skip to content
 

Materials Modelling Seminar

Professor Andrei Rode

Laser Physics Centre, Research School of Physics and Engineering, The Australian National University

Monday 10 June 2019, 11:00 - 12:00

Location: Goldsmiths 1 (0_017), Department of Materials Science & Metallurgy

Title: Material modification at Megabar pressures with ultrashort laser pulses

Abstract:

Ultrashort laser pulses focussed down to a micron-size spot subsurface of transparent materials can achieve energy densities on the order of MJ/cm3, resulting in solid-density plasma formation, followed by a microexplosion and shockwave compression of the surrounding substance.  Subsequent rapid quenching leads to the formation and preservation of novel non-equilibrium material states.  Reaching extreme pressures is of fundamental interest for the formation of new material phases, and  also for the study of the Warm Dense Matter, reproducing the state of the cores of planets in table-top laboratory experiments.

Ultrafast laser induced microexplosion in confined geometry has already demonstrated the potential to create and preserve new thermodynamically non-equilibrium state of matter such as bcc-Al [1] and two tetragonal phases of Si [2].  These new phases have been predicted to exist theoretically, but have never before observed in nature or in laboratory experiments.  In this talk I’ll present a new way for increasing the shock wave affected volume by using a micro-Bessel beam with a 100:1 aspect ratio [3,4]. The experimental results show an effective formation of voids when such a beam focused inside sapphire crystal, which is a clear indication of significantly increased efficiency of new phase formation when compared with the previous experiments with a Gaussian laser beam.  The results open up a new way for increasing the quantity of high-density/pressure phases and help to increase sensitivity in search of new phases using X-ray and electron diffraction analysis.

[1] A. Vailionis et al., Evidence of superdense aluminium synthesized by ultrafast microexplosion, Nat. Comm. 2, 445 (2011).
[2] L. Rapp et al., Experimental evidence of new tetragonal polymorphs of silicon formed through ultrafast laser-induced confined microexplosion, Nat. Comm. 6, 7555 (2015).
[3] L. Rapp et al., High aspect ratio micro-explosions in the bulk of sapphire generated by femtosecond Bessel beams, Sci. Rep. 6, 34286 (2016).
[4] E. G. Gamaly and A. V. Rode, Ultrafast re-structuring of the electronic landscape of transparent dielectrics: new material states (Die-Met), Appl. Phys. A 124, 278 (2018).
 

talks.cam : http://www.talks.cam.ac.uk/talk/index/126241

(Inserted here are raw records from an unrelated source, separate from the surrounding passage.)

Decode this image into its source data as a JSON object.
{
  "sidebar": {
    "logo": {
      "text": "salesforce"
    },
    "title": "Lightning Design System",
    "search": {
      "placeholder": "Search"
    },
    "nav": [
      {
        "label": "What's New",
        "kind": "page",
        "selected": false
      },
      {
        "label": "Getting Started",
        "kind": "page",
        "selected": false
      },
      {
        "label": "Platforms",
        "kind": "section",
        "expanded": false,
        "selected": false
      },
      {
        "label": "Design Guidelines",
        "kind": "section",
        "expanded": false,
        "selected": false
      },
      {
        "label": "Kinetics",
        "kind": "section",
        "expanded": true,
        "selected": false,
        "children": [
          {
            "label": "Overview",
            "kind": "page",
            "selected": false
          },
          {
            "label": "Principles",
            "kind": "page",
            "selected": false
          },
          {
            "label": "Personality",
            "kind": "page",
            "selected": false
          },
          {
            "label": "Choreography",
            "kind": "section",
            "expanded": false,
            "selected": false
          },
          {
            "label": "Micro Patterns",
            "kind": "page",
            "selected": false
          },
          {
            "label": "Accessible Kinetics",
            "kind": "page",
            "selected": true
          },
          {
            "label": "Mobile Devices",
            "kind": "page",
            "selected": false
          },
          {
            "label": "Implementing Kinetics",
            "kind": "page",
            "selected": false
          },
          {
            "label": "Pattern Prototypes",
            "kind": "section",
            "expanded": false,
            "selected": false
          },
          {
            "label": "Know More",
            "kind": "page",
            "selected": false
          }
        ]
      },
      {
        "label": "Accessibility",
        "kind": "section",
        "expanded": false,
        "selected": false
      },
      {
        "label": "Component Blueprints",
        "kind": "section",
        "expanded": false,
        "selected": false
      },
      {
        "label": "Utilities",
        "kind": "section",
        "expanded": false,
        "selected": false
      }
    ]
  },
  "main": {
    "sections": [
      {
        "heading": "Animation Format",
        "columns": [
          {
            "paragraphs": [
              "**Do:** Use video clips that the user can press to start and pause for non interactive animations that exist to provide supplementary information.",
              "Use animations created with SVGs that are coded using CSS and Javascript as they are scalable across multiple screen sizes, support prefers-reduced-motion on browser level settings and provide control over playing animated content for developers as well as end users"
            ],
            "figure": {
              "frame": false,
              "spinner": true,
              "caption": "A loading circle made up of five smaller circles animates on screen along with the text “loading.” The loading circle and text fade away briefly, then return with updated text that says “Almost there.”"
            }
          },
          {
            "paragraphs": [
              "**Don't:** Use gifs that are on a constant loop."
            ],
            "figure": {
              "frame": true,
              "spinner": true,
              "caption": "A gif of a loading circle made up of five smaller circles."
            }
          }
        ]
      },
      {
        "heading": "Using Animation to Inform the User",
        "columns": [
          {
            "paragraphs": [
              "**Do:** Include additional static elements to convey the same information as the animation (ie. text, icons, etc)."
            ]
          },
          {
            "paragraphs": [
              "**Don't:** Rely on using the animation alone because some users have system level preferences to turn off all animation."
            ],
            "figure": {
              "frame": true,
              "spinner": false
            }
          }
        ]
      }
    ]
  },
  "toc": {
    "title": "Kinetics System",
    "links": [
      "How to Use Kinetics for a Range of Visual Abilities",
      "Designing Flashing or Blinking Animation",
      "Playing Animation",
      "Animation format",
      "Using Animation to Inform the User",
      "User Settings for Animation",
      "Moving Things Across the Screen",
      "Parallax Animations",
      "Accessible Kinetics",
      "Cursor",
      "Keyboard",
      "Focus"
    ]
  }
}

Latest news

The elements of life under pressure

1 July 2021

First-principles structure prediction sheds light on high-pressure compounds formed from carbon, hydrogen, nitrogen and oxygen.

AIRSS for battery cathode materials

15 June 2021

A team of researchers at Cambridge and University College London have developed a computational framework for battery cathode exploration based on ab initio random structure searching.

Anatase-like Grain Boundary Structure in Rutile Titanium Dioxide

30 April 2021

A collaboration between researchers at Cambridge and AIMR has shed light on grain boundary structures in titania.

Physics World Breakthrough of the Year finalists for 2020

17 December 2020

A paper coauthored by Chris Pickard and Bartomeu Monserrat has been selected as a Top 10 finalist in Physics World's breakthroughs of the year for 2020.

An upper limit for the speed of sound

17 November 2020

A collaboration involving Bartomeu Monserrat and Chris Pickard was featured on both the University website and the Department website .

New fellowships for Chuck

17 November 2020

Congratulations to Chuck Witt, who began recently as a Schmidt Science Fellow and as a Junior Research Fellow at Christ's College, Cambridge! The Schmidt award is intended to catalyze new research directions and...

Machine learning shows how hydrogen becomes a metal inside giant planets

10 September 2020

By combining machine learning and quantum mechanics, researchers have carried out simulations to discover how hydrogen becomes a metal under extreme pressures.